There are few things in the world worse than trying to order a drink in a busy bar: pushing through the drunken crowd, trying to make eye contact with the bartender, and then shouting a drink order over loud music. You know the dance. And the good news is that Visual computing and A.I. company Nvidia and Herta Security know it well, too, and have teamed up to create a solution: YouBar.

YouBar is a facial recognition software that uses cameras behind the bar to make a record of your face and drink order. The next time that you approach the bar, cameras pick your face out of the crowd and alerts the bartender of your name and last drink order. Viola, your drink is ordered and being prepared by a system with a much better memory than that mustachioed barkeep wearing the suspenders – and before you even reach the moist counter.

Don’t expect to see YouBar at any of the hip dives around the country anytime soon, though. It’s only a concept design (albeit a very popular concept design) at the 2016 Graphics Processing Unit Technology Conference (GTC). Still, considering Chinese robot waiters have already moved from being hired to fired, it’s not hard to imagine YouBar’s tech in the bars of the not-too-distant future.

Shot glasses never need to be empty in the future.

Herta Security’s video cameras blanket banks, government buildings, train stations, and other population hubs. The company is focused on capturing criminals after they commit crimes, but as every CCTV conspiracy theorist knows, the same video can easily be used for other purposes. Herta CEO Javier Saeta told the Nvidia blog that YouBar is just a fun way for people to get acquainted with facial recognition technology.

Nvidia enters this harmless iteration of surveillance-state actions with its new Jetson TX1 visual computing platform. Jetson TX1 helps Herta’s cameras recognize a person’s face, gender, ethnicity, age, and facial expression. It can also do something called “frontalization,” which moves a person in the video’s face from an angle to straight ahead.

This is the type of computing that could help Herta’s security business, but it could also help them transition into the retail data business. A backlog of big data on each customer’s preferences would be useful for retail and service businesses in more ways than just drink orders, despite how creepy it may sound.

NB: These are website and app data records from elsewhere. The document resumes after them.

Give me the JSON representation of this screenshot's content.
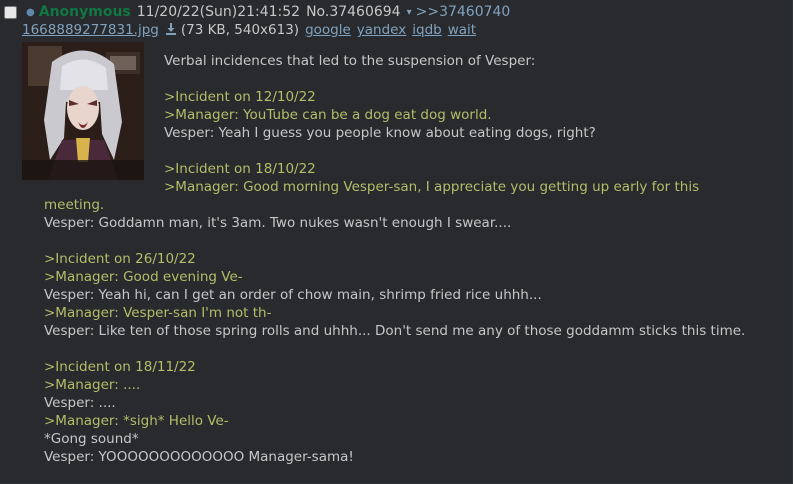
{
  "post": {
    "checkbox": "",
    "poster_name": "Anonymous",
    "datetime": "11/20/22(Sun)21:41:52",
    "post_no": "No.37460694",
    "reply_link": ">>37460740",
    "file": {
      "name": "1668889277831.jpg",
      "meta": "(73 KB, 540x613)",
      "search_links": [
        "google",
        "yandex",
        "iqdb",
        "wait"
      ]
    },
    "message": [
      {
        "text": "Verbal incidences that led to the suspension of Vesper:",
        "quote": false,
        "indent": true
      },
      {
        "text": "",
        "quote": false,
        "indent": true
      },
      {
        "text": ">Incident on 12/10/22",
        "quote": true,
        "indent": true
      },
      {
        "text": ">Manager: YouTube can be a dog eat dog world.",
        "quote": true,
        "indent": true
      },
      {
        "text": "Vesper: Yeah I guess you people know about eating dogs, right?",
        "quote": false,
        "indent": true
      },
      {
        "text": "",
        "quote": false,
        "indent": true
      },
      {
        "text": ">Incident on 18/10/22",
        "quote": true,
        "indent": true
      },
      {
        "text": ">Manager: Good morning Vesper-san, I appreciate you getting up early for this",
        "quote": true,
        "indent": true
      },
      {
        "text": "meeting.",
        "quote": true,
        "indent": false
      },
      {
        "text": "Vesper: Goddamn man, it's 3am. Two nukes wasn't enough I swear....",
        "quote": false,
        "indent": false
      },
      {
        "text": "",
        "quote": false,
        "indent": false
      },
      {
        "text": ">Incident on 26/10/22",
        "quote": true,
        "indent": false
      },
      {
        "text": ">Manager: Good evening Ve-",
        "quote": true,
        "indent": false
      },
      {
        "text": "Vesper: Yeah hi, can I get an order of chow main, shrimp fried rice uhhh...",
        "quote": false,
        "indent": false
      },
      {
        "text": ">Manager: Vesper-san I'm not th-",
        "quote": true,
        "indent": false
      },
      {
        "text": "Vesper: Like ten of those spring rolls and uhhh... Don't send me any of those goddamm sticks this time.",
        "quote": false,
        "indent": false
      },
      {
        "text": "",
        "quote": false,
        "indent": false
      },
      {
        "text": ">Incident on 18/11/22",
        "quote": true,
        "indent": false
      },
      {
        "text": ">Manager: ....",
        "quote": true,
        "indent": false
      },
      {
        "text": "Vesper: ....",
        "quote": false,
        "indent": false
      },
      {
        "text": ">Manager: *sigh* Hello Ve-",
        "quote": true,
        "indent": false
      },
      {
        "text": " *Gong sound*",
        "quote": false,
        "indent": false
      },
      {
        "text": "Vesper: YOOOOOOOOOOOOO Manager-sama!",
        "quote": false,
        "indent": false
      }
    ]
  },
  "colors": {
    "page_bg": "#1d1f21",
    "post_bg": "#282a2e",
    "text": "#c5c8c6",
    "name": "#117743",
    "link": "#81a2be",
    "greentext": "#b5bd68"
  },
  "icons": {
    "download": "download-icon",
    "menu": "chevron-down-icon",
    "id_dot": "dot-icon"
  }
}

But Orwellian Big Brother fears aside, can’t we all agree the drink-ordering process could use some added efficiency?